▸ **Exercise instructions**
Write out all the data again, exactly as shown.

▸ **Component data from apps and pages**
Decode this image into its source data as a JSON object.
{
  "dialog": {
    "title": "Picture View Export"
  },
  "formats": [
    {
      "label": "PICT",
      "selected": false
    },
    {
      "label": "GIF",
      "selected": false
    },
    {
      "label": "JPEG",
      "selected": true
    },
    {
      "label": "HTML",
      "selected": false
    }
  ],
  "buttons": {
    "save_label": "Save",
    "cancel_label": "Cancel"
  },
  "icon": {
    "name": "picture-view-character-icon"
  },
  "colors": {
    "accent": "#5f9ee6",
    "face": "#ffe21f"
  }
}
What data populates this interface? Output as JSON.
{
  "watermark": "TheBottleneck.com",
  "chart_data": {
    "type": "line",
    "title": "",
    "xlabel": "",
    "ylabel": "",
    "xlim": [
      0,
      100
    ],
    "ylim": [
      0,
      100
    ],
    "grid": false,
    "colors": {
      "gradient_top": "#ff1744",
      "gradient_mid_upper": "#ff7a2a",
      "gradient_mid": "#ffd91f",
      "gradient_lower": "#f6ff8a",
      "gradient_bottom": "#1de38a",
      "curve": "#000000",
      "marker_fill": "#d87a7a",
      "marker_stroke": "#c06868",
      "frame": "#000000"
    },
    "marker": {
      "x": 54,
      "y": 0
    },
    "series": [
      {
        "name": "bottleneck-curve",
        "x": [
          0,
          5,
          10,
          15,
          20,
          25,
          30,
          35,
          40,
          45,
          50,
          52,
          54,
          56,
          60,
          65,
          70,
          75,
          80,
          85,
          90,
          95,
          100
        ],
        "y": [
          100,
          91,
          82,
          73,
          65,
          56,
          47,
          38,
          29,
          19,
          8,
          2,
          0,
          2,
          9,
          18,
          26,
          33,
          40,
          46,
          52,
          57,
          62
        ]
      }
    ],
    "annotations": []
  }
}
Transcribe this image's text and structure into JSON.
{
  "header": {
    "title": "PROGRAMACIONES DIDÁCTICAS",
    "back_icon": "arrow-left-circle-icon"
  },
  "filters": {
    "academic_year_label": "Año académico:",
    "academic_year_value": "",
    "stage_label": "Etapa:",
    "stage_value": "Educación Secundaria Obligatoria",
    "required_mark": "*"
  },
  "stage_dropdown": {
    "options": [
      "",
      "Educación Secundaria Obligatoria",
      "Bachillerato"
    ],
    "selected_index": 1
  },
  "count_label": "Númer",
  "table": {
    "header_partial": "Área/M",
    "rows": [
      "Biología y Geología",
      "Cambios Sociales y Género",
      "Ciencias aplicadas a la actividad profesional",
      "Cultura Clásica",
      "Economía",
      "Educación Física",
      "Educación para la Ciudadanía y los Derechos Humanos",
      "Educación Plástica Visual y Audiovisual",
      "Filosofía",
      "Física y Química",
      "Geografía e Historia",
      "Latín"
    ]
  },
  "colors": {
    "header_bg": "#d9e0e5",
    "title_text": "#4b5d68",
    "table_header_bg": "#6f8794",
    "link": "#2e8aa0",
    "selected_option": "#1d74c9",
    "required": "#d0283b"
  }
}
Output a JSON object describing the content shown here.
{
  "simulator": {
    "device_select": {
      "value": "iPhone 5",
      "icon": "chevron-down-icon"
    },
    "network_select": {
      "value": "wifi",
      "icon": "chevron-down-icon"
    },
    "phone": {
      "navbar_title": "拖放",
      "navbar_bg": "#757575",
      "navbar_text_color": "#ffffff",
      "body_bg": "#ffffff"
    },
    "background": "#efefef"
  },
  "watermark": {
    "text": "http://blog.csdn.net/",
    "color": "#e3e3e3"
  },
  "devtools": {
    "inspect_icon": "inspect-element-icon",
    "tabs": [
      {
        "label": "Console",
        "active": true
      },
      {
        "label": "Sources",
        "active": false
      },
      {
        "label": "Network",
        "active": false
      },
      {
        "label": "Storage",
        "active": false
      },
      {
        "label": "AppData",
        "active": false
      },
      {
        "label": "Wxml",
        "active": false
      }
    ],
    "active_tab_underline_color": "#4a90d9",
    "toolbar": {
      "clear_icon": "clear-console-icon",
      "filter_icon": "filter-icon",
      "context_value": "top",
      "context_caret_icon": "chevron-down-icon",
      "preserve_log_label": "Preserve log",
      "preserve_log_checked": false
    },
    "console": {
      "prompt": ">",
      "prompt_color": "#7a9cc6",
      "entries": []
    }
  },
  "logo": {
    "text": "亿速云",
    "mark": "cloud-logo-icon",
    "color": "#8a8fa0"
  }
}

▸ **Answer space**
Decode this image into its source data as a JSON object.
{
  "dialog": {
    "title": "Picture View Export"
  },
  "formats": [
    {
      "label": "PICT",
      "selected": false
    },
    {
      "label": "GIF",
      "selected": false
    },
    {
      "label": "JPEG",
      "selected": true
    },
    {
      "label": "HTML",
      "selected": false
    }
  ],
  "buttons": {
    "save_label": "Save",
    "cancel_label": "Cancel"
  },
  "icon": {
    "name": "picture-view-character-icon"
  },
  "colors": {
    "accent": "#5f9ee6",
    "face": "#ffe21f"
  }
}
What data populates this interface? Output as JSON.
{
  "watermark": "TheBottleneck.com",
  "chart_data": {
    "type": "line",
    "title": "",
    "xlabel": "",
    "ylabel": "",
    "xlim": [
      0,
      100
    ],
    "ylim": [
      0,
      100
    ],
    "grid": false,
    "colors": {
      "gradient_top": "#ff1744",
      "gradient_mid_upper": "#ff7a2a",
      "gradient_mid": "#ffd91f",
      "gradient_lower": "#f6ff8a",
      "gradient_bottom": "#1de38a",
      "curve": "#000000",
      "marker_fill": "#d87a7a",
      "marker_stroke": "#c06868",
      "frame": "#000000"
    },
    "marker": {
      "x": 54,
      "y": 0
    },
    "series": [
      {
        "name": "bottleneck-curve",
        "x": [
          0,
          5,
          10,
          15,
          20,
          25,
          30,
          35,
          40,
          45,
          50,
          52,
          54,
          56,
          60,
          65,
          70,
          75,
          80,
          85,
          90,
          95,
          100
        ],
        "y": [
          100,
          91,
          82,
          73,
          65,
          56,
          47,
          38,
          29,
          19,
          8,
          2,
          0,
          2,
          9,
          18,
          26,
          33,
          40,
          46,
          52,
          57,
          62
        ]
      }
    ],
    "annotations": []
  }
}
Transcribe this image's text and structure into JSON.
{
  "header": {
    "title": "PROGRAMACIONES DIDÁCTICAS",
    "back_icon": "arrow-left-circle-icon"
  },
  "filters": {
    "academic_year_label": "Año académico:",
    "academic_year_value": "",
    "stage_label": "Etapa:",
    "stage_value": "Educación Secundaria Obligatoria",
    "required_mark": "*"
  },
  "stage_dropdown": {
    "options": [
      "",
      "Educación Secundaria Obligatoria",
      "Bachillerato"
    ],
    "selected_index": 1
  },
  "count_label": "Númer",
  "table": {
    "header_partial": "Área/M",
    "rows": [
      "Biología y Geología",
      "Cambios Sociales y Género",
      "Ciencias aplicadas a la actividad profesional",
      "Cultura Clásica",
      "Economía",
      "Educación Física",
      "Educación para la Ciudadanía y los Derechos Humanos",
      "Educación Plástica Visual y Audiovisual",
      "Filosofía",
      "Física y Química",
      "Geografía e Historia",
      "Latín"
    ]
  },
  "colors": {
    "header_bg": "#d9e0e5",
    "title_text": "#4b5d68",
    "table_header_bg": "#6f8794",
    "link": "#2e8aa0",
    "selected_option": "#1d74c9",
    "required": "#d0283b"
  }
}
Output a JSON object describing the content shown here.
{
  "simulator": {
    "device_select": {
      "value": "iPhone 5",
      "icon": "chevron-down-icon"
    },
    "network_select": {
      "value": "wifi",
      "icon": "chevron-down-icon"
    },
    "phone": {
      "navbar_title": "拖放",
      "navbar_bg": "#757575",
      "navbar_text_color": "#ffffff",
      "body_bg": "#ffffff"
    },
    "background": "#efefef"
  },
  "watermark": {
    "text": "http://blog.csdn.net/",
    "color": "#e3e3e3"
  },
  "devtools": {
    "inspect_icon": "inspect-element-icon",
    "tabs": [
      {
        "label": "Console",
        "active": true
      },
      {
        "label": "Sources",
        "active": false
      },
      {
        "label": "Network",
        "active": false
      },
      {
        "label": "Storage",
        "active": false
      },
      {
        "label": "AppData",
        "active": false
      },
      {
        "label": "Wxml",
        "active": false
      }
    ],
    "active_tab_underline_color": "#4a90d9",
    "toolbar": {
      "clear_icon": "clear-console-icon",
      "filter_icon": "filter-icon",
      "context_value": "top",
      "context_caret_icon": "chevron-down-icon",
      "preserve_log_label": "Preserve log",
      "preserve_log_checked": false
    },
    "console": {
      "prompt": ">",
      "prompt_color": "#7a9cc6",
      "entries": []
    }
  },
  "logo": {
    "text": "亿速云",
    "mark": "cloud-logo-icon",
    "color": "#8a8fa0"
  }
}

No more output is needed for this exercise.